*** Opening of Data for analysis ***

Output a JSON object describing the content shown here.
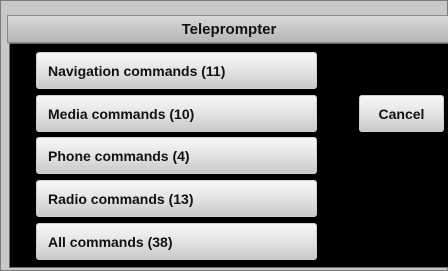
{
  "window": {
    "title": "Teleprompter"
  },
  "commands": [
    {
      "label": "Navigation commands (11)"
    },
    {
      "label": "Media commands (10)"
    },
    {
      "label": "Phone commands (4)"
    },
    {
      "label": "Radio commands (13)"
    },
    {
      "label": "All commands (38)"
    }
  ],
  "actions": {
    "cancel_label": "Cancel"
  },
  "colors": {
    "panel_background": "#000000",
    "button_top": "#f7f7f7",
    "button_bottom": "#c9c9c9",
    "text": "#111111"
  }
}
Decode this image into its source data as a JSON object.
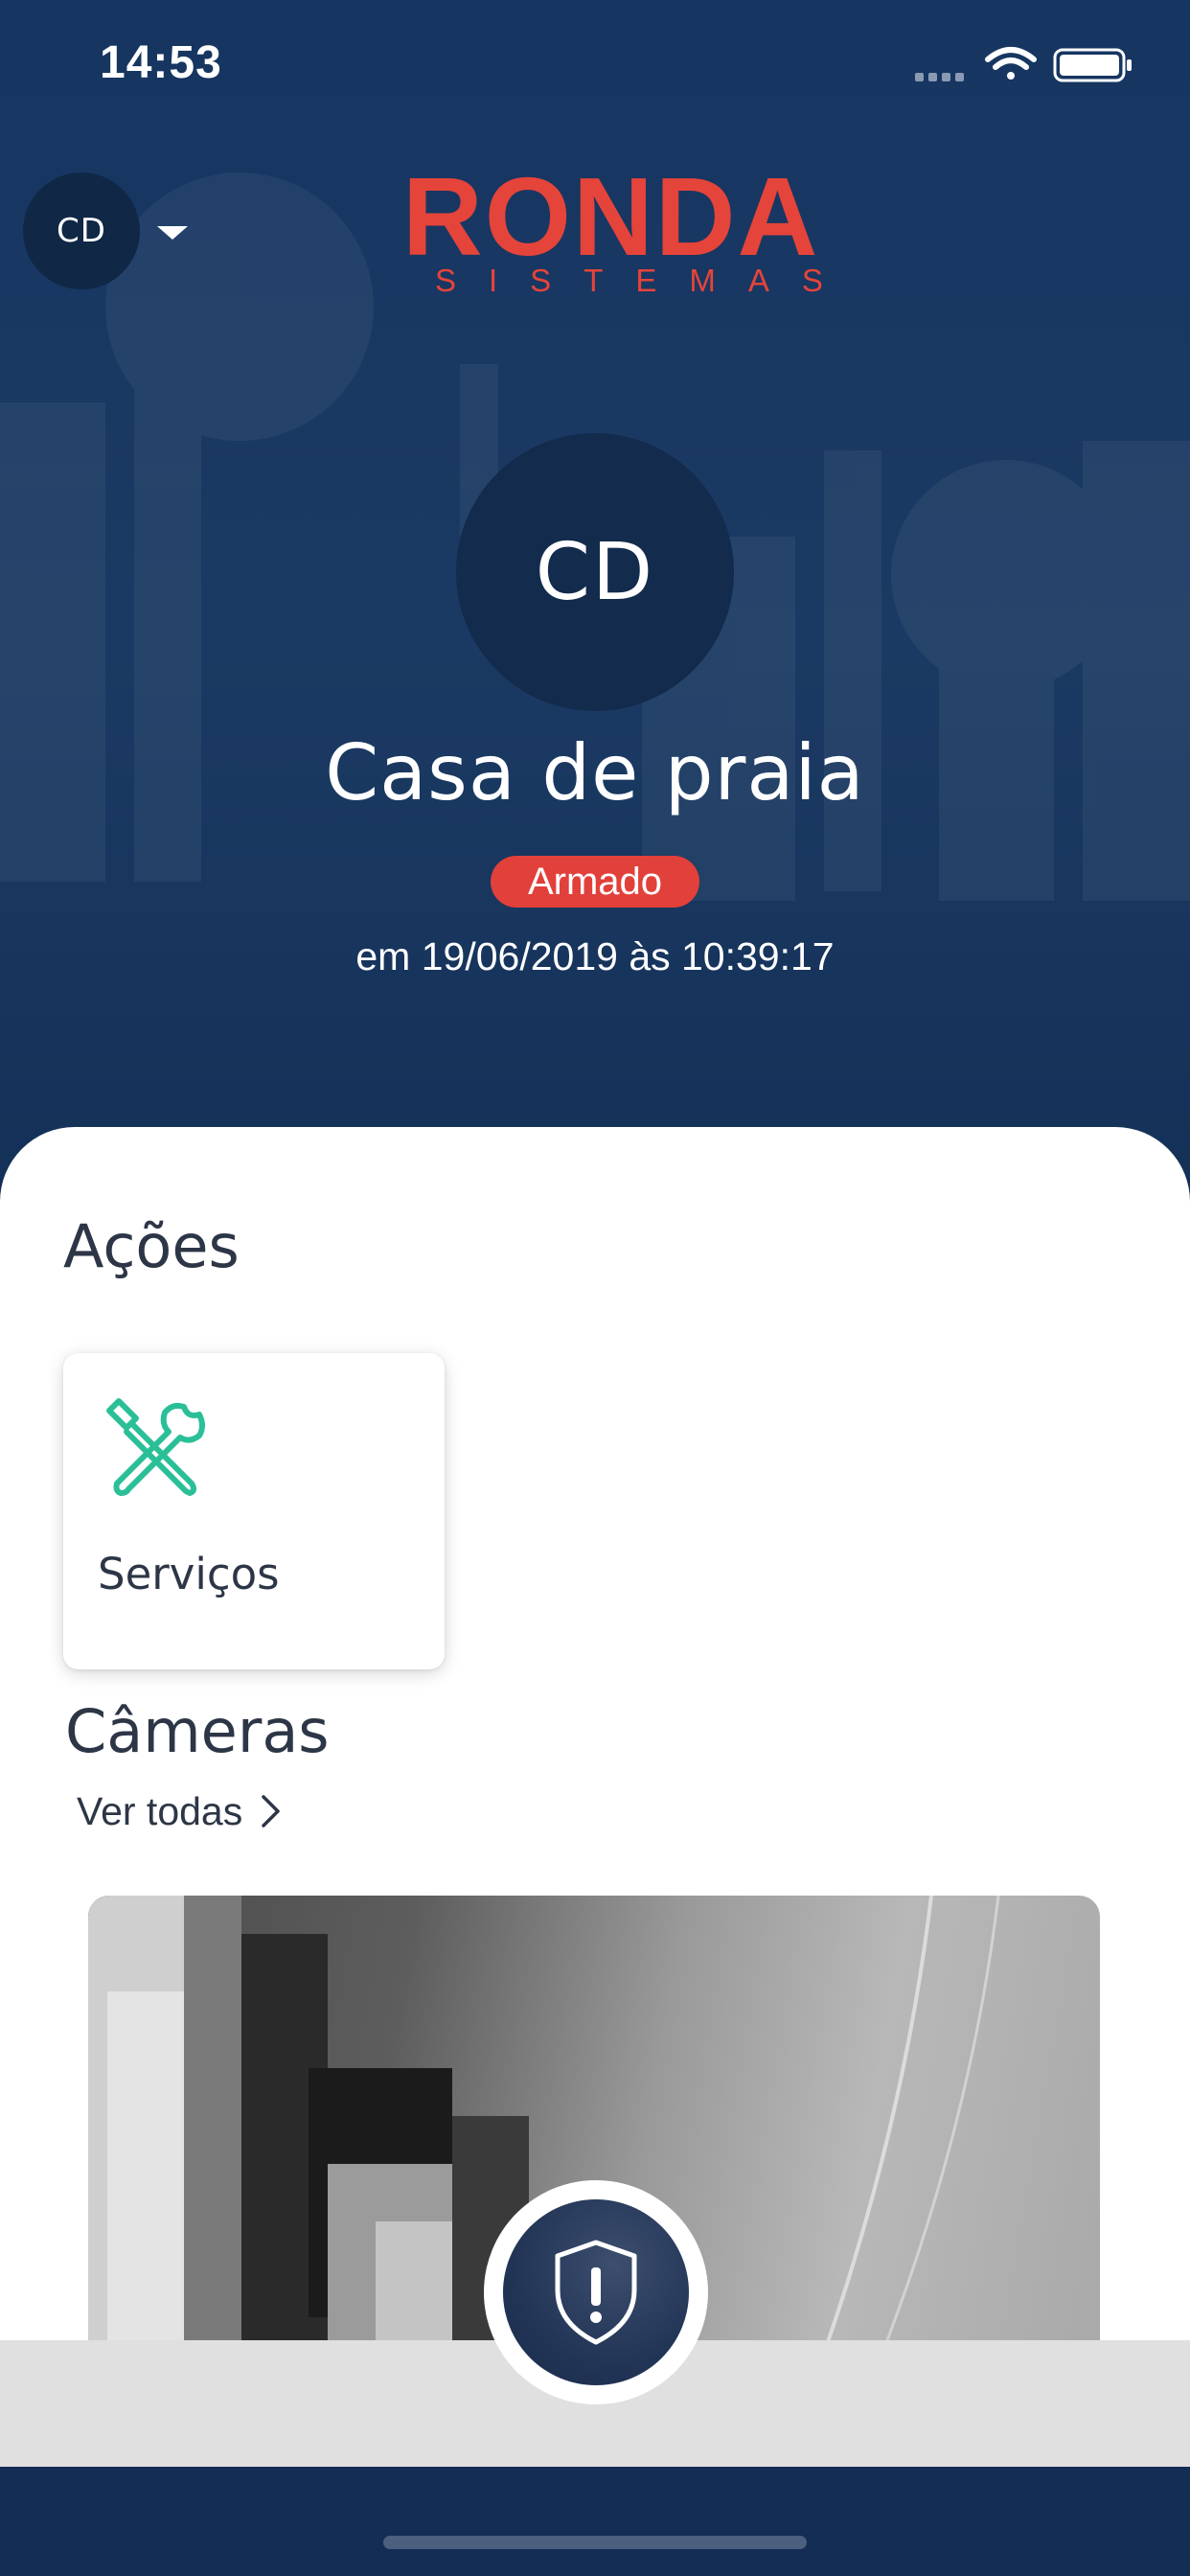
{
  "status_bar": {
    "time": "14:53"
  },
  "header": {
    "account_initials": "CD",
    "logo_main": "RONDA",
    "logo_sub": "SISTEMAS"
  },
  "site": {
    "initials": "CD",
    "name": "Casa de praia",
    "status": "Armado",
    "status_datetime": "em 19/06/2019 às 10:39:17"
  },
  "actions": {
    "title": "Ações",
    "items": [
      {
        "label": "Serviços",
        "icon": "tools-icon"
      }
    ]
  },
  "cameras": {
    "title": "Câmeras",
    "see_all": "Ver todas"
  },
  "colors": {
    "brand_navy": "#17355f",
    "brand_red": "#e5443a",
    "accent_green": "#2bbf98",
    "status_armed": "#e2403a"
  }
}
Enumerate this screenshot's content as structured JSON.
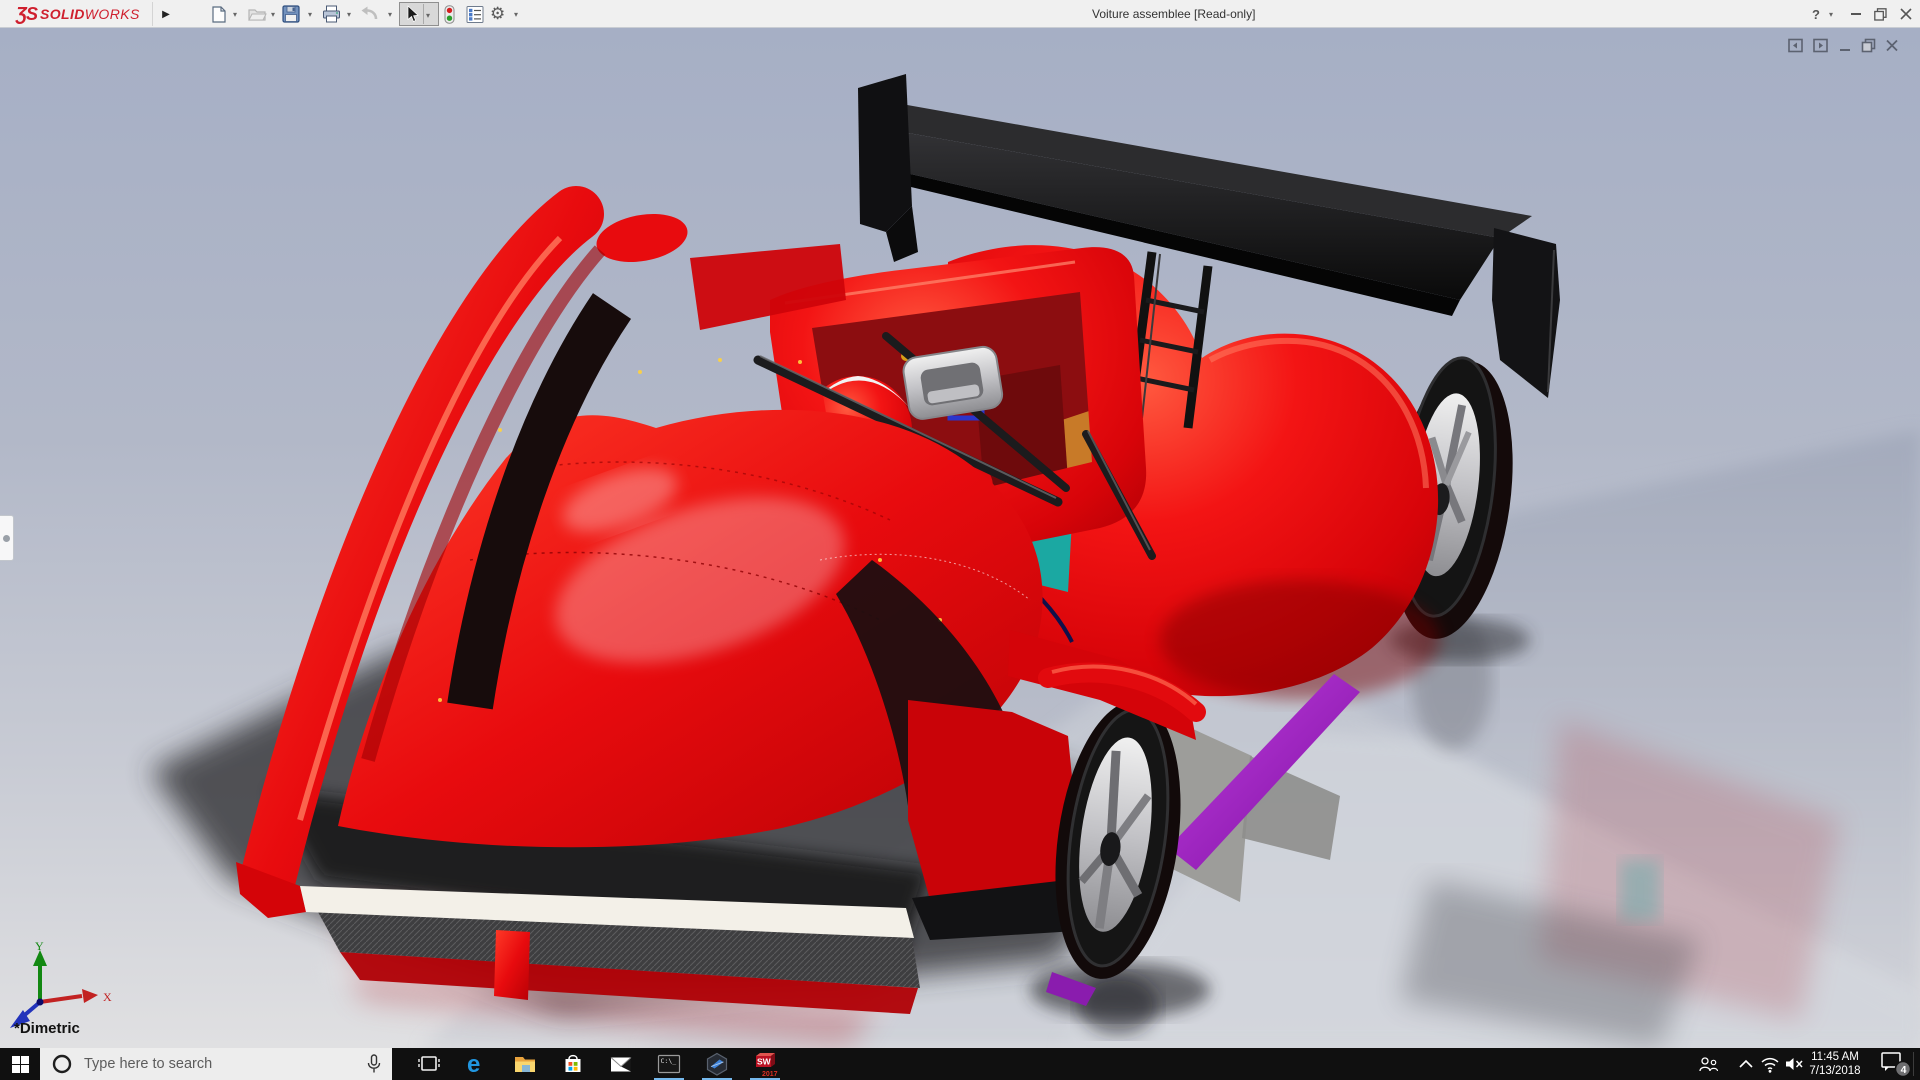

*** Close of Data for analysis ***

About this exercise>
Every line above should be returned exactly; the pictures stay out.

Written solution>
Output a JSON object describing the content shown here.
{
  "window": {
    "title": "Teleprompter"
  },
  "commands": [
    {
      "label": "Navigation commands (11)"
    },
    {
      "label": "Media commands (10)"
    },
    {
      "label": "Phone commands (4)"
    },
    {
      "label": "Radio commands (13)"
    },
    {
      "label": "All commands (38)"
    }
  ],
  "actions": {
    "cancel_label": "Cancel"
  },
  "colors": {
    "panel_background": "#000000",
    "button_top": "#f7f7f7",
    "button_bottom": "#c9c9c9",
    "text": "#111111"
  }
}
Decode this image into its source data as a JSON object.
{
  "status_bar": {
    "time": "14:53"
  },
  "header": {
    "account_initials": "CD",
    "logo_main": "RONDA",
    "logo_sub": "SISTEMAS"
  },
  "site": {
    "initials": "CD",
    "name": "Casa de praia",
    "status": "Armado",
    "status_datetime": "em 19/06/2019 às 10:39:17"
  },
  "actions": {
    "title": "Ações",
    "items": [
      {
        "label": "Serviços",
        "icon": "tools-icon"
      }
    ]
  },
  "cameras": {
    "title": "Câmeras",
    "see_all": "Ver todas"
  },
  "colors": {
    "brand_navy": "#17355f",
    "brand_red": "#e5443a",
    "accent_green": "#2bbf98",
    "status_armed": "#e2403a"
  }
}
Enumerate this screenshot's content as structured JSON.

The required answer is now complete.